As ongoing armed conflicts around the world intensify, particularly in the Middle East, the number of families and people who are displaced as refugees continues to rise at a rapid pace. These refugees all have a common goal: to seek a better life away from the dangerous tension and strife. And their numbers are growing. The United Nations High Commissioner for Refugees (UNHCR), the refugee agency run by the UN, noted in its latest statistical report that the total number of refugees worldwide is estimated at 15.1 million, the highest level in 20 years. Nearly half of all refugees in the world today come from either Syria (4.2 million) or Afghanistan (2.6 million).
As the largest single group, Syrian refugees and their plight has been making news headlines on a continual basis as they make their way from the Middle East into Europe with the hope of finding a new home. Many European nations have graciously welcomed them, providing them with the chance to begin new lives.
However, with these new lives, there comes a new set of challenges. Humanitarian aid is often given in the form of monetary payments in order to provide the newly settled refugees with the ability to purchase what they need most urgently for their families. Eventually, as those who find employment begin to earn money and become more self-sufficient, how are they able to gain access to financial services?
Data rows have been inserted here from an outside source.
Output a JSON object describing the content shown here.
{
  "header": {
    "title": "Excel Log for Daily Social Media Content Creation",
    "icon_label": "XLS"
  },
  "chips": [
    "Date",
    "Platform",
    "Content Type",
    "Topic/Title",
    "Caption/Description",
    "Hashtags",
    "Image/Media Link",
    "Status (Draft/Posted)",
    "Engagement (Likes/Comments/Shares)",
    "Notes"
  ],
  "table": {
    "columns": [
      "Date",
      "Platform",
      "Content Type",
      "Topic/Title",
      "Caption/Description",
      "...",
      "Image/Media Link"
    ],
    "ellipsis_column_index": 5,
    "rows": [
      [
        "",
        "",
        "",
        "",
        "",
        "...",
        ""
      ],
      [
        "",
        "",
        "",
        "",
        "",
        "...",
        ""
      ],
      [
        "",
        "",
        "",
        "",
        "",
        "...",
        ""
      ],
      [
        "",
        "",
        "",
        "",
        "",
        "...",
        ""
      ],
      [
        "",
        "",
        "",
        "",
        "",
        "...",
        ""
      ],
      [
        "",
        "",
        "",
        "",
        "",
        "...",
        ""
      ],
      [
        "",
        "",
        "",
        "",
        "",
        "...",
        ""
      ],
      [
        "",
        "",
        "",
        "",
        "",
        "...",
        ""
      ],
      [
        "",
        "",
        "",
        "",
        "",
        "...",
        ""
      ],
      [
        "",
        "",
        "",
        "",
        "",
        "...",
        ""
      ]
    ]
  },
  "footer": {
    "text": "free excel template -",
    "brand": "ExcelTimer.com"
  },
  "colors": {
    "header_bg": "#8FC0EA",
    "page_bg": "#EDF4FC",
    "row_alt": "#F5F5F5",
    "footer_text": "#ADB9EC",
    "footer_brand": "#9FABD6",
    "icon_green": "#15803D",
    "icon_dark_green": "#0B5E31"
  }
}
In many cases, refugees fled their former homes without official identity documentations and other important records. Even if they were able to bring these documents with them to their new home country, the government may not have access to the technology and data to authenticate or verify their identities.
Build upon Existing Networks
Rather than creating brand new solutions from scratch, it makes far more sense to work with what has already been created. In the case of Syrian refugees, a 21st-century problem should have a 21st-century answer. A New York Times article published in August 2015 provided some insightful observations of how the smartphone has become an essential item along with food and shelter. Many refugees will buy a new SIM card for their smartphone each time that they enter a new country in order to navigate and find their way to the next border. In effect, smartphones have replaced the map and compass.
“Every time I go to a new country, I buy a SIM card and activate the Internet and download the map to locate myself,” said a Syrian refugee.
Along with using smartphones as navigation tools, they have also become essential for communications with loved ones who may be trying to reach refugees. Rather than using expensive long-distance minutes to place phone calls to someone who may not be available to take a call at that moment, social media has taken a lead role in connecting refugees with family elsewhere.
To demonstrate how digitally connected refugees have become, the UNHCR published an article of how they were able to successfully use both social media and text messages to reach out to Syrian refugees at the Za’atari camp in Jordan. Beginning with a Facebook page launch in September 2012 and a Twitter account in late 2013, the Za’atari camp community is now able to reliably receive updates from the UNHCR and also communicate directly with the agency to voice complaints or questions.
Now that we’ve established that “How can #socialmedia help provide access to financial services for refugees? via @trulioo_jon #financialinclusion”] Syrian refugees not only use smartphones but also are highly engaged on social media networks, how can these factors be leveraged to build greater financial inclusion for them?
The Mobile Money Factor
In developing countries like Indonesia and Tanzania, where financial inclusion levels and the number of citizens with government-issued identity documents are low, mobile money is gaining significant ground as a viable and trusted means of doing business. And now, as mobile money and mobile payments keep growing in popularity, there is yet another reliable source of data that can be used to assess risk and credit worthiness.
What are some of the key benefits of mobile money for refugees?
An established mobile money system can provide a centralized, cross-border, and transparent capability for verifying individuals that are recent arrivals to a country for whatever reason. The account information and transaction history linked to a specific SIM card can be used as a form of identity data when traditional identity documents are not available.
Eligibility for other services
Through the use of mobile money and the associated transaction data created, ongoing verification of individuals can open the door to more services. This can provide access to mobile money transfer, remittance, loans, and other financial services.
Greater reliability by combining forces
A trusted global data framework that incorporates traditional as well as non-traditional data assets provides greater assurance and proof of identity than by using either type of data on its own. Mobile data enhances identity verification by adding the ability to verify someone based on their mobile activity.
Enhancing Financial Inclusion
At Trulioo, we are determined to help tackle the problem of a lack of financial inclusion for the world’s disadvantaged. Leveraging an individual’s cyber identity (ID), which can be defined as an aggregation of their online interactions, offers new opportunities for the underserved market to participate in the global economy.
[tweet_dis excerpt=”People are more digitally connected worldwide, especially as mobile phones become more accessible & affordable”]People around the world are becoming more digitally connected, especially as mobile technology becomes more accessible and affordable.[/tweet_dis] An individual’s cyber identity profile, when combined with traditional identity verification data sources, can play a key role in helping address the very basic question, ‘Does this person exist? Is this person who he or she claims to be?
The key concept behind proving one’s online identity is establishing trust. Incorporating cyber ID data as part of the identity verification process will strengthen the ability to build trust through leveraging more diverse data sources.
What other opportunities do you see for using cyber ID data in regards to displaced people?